Whittingham: No, I don’t because there is a global reporting system which would’ve required the manufacturer to have been notified of something, because that could’ve been a failure mechanism that would’ve affected the entire fleet, and it’s part of the flight control system, it’s a flaperon--it appears to be--which is a flap that also acts as a bit of roll control, as well. So, you would expect that to have been reported and the manufacturers would have been doing something about that. So, that information would be out there. It isn’t, and the inference is that it’s come from an aircraft that’s down in the sea.


Werman: Dai Whittingham is head of the UK’s Flight Safety Committee. Thank you very much.


Whittingham: You’re welcome.


Werman: So that’s what the experts are up against as they study the latest discovery in the search for MH370. Here’s what’s going through the minds of some family members of the missing.


Bimal Sharma: There have been so many stories and so many theories and so many unanswered questions.


Werman: Bimal Sharma has served as a captain with India’s Merchant Navy. His sister, Chandrika, was a passenger on Flight 370.


Sharma: My entire family is watching this very closely; everybody in my family. And that includes Chandrika’s mother, also--she’s 90-years-old. It could be any wreckage. I mean, it could be another aircraft. I don’t know. They haven’t come up with anything concrete. It’s been a roller coaster ride and it’s still a ride.


Werman: Same thing for Grace Subathirai Nathan. She and her family are still hoping to find out what happened to her mother, Anne Daisy.


Grace Subathirai Nathan: Well, of course we’re very shocked and anxious and you just feel like you've been thrown back into that loop one more time, all over again, for the umpteenth time.

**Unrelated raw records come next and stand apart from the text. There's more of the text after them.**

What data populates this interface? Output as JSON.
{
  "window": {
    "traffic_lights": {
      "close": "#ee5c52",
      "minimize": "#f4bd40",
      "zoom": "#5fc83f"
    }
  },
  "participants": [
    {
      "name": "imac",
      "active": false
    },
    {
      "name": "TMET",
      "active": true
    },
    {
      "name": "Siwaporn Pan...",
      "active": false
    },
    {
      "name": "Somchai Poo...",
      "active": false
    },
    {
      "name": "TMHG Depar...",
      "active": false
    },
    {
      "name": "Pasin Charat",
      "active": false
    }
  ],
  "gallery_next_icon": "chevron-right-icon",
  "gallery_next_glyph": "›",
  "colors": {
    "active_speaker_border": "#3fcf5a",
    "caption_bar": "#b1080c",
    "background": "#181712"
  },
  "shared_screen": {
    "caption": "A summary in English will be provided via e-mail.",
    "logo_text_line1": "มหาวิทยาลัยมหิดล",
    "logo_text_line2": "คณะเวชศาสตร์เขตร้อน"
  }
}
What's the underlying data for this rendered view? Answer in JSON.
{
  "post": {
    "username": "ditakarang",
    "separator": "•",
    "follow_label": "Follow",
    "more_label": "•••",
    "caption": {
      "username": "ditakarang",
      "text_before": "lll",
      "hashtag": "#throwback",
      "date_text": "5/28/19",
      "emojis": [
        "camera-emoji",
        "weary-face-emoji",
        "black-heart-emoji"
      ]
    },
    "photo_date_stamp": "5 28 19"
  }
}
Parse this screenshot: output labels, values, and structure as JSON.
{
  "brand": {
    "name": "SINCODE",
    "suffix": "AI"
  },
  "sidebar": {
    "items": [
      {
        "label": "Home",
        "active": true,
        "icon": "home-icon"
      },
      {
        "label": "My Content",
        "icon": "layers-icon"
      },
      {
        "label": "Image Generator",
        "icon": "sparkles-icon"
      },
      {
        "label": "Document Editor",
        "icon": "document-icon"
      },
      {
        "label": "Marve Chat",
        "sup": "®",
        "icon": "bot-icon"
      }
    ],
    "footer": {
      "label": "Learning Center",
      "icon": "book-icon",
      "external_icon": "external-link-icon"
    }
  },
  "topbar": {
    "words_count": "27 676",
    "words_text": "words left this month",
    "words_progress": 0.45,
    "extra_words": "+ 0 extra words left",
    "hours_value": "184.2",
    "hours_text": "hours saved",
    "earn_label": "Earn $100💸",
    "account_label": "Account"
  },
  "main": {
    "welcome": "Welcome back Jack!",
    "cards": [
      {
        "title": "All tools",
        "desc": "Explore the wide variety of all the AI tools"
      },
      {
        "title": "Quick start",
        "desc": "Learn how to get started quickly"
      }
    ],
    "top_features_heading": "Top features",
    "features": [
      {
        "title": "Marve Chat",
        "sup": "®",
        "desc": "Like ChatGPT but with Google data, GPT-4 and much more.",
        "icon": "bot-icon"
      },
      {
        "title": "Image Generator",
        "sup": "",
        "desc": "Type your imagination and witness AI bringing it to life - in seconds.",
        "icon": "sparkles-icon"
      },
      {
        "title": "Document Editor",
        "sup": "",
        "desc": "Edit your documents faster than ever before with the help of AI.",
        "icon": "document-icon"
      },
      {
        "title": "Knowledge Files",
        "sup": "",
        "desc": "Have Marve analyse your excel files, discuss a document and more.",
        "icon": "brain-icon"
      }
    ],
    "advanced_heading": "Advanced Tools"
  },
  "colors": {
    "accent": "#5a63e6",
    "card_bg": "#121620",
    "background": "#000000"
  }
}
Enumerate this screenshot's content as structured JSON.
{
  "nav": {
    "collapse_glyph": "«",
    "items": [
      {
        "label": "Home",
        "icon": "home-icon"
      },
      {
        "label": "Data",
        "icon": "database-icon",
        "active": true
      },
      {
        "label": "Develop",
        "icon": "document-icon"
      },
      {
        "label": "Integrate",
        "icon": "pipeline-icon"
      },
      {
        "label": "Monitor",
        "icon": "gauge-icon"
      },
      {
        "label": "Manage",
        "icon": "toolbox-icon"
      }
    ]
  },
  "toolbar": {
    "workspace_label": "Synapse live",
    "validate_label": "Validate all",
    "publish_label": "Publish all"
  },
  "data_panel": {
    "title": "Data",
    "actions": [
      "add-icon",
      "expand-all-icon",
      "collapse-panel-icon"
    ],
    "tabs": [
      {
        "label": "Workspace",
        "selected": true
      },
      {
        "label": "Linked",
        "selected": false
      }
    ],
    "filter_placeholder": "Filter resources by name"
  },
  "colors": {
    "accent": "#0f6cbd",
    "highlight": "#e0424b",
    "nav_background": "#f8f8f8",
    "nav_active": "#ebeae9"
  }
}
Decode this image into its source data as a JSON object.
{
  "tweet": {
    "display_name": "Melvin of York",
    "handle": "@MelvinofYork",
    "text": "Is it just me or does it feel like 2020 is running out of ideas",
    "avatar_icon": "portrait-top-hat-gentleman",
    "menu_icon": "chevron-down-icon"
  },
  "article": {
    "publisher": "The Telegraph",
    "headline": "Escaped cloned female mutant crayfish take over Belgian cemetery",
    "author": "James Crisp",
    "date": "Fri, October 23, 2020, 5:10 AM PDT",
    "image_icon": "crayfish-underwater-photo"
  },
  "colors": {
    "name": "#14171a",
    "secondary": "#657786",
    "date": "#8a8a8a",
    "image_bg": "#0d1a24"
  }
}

So I mean we're not ... we're not to say like we're taking it as the truth, because it's happened so many times before so we're wary of the information. So, I think we're also holding out hope until it's confirmed and we understand that there's a high likelihood or there's a high chance that this might be it. But, you know, 'til then we still have to hold out hope.


Werman: Even if the part that washed ashore in Reunion is confirmed to be from MH370, Nathan says she still needs to know how and why the plane went down. Jacquita Gomes' husband was also on board. She says she’s not even sure if she wants to hear that this piece of debris belongs to the missing plane.


Jacquita Gomes: Yes, that they have found the aircraft, then we can have some sort of closure, until they bring the whole aircraft back and then I can give my husband the peace that he needs. The other part is that no, let it not be true, because then we can still have hope that there's a chance that the plane is still out there and then they all can come home.


Jeanette Maguire: The most difficult part is not knowing anything.


Werman: That’s Australian Jeanette Maguire. She’s hoping the debris found this week will help her learn the fate of her sister and brother-in-law.


Maguire: We're all longing and waiting so much for any sort of news that is, you know, valid ... but when we get it I think it's going to be another emotional roller coaster.


Werman: Jeanette Maguire there, one of the many people whose loved ones went missing aboard Malaysian Airlines Flight 370 nearly a year and a half ago.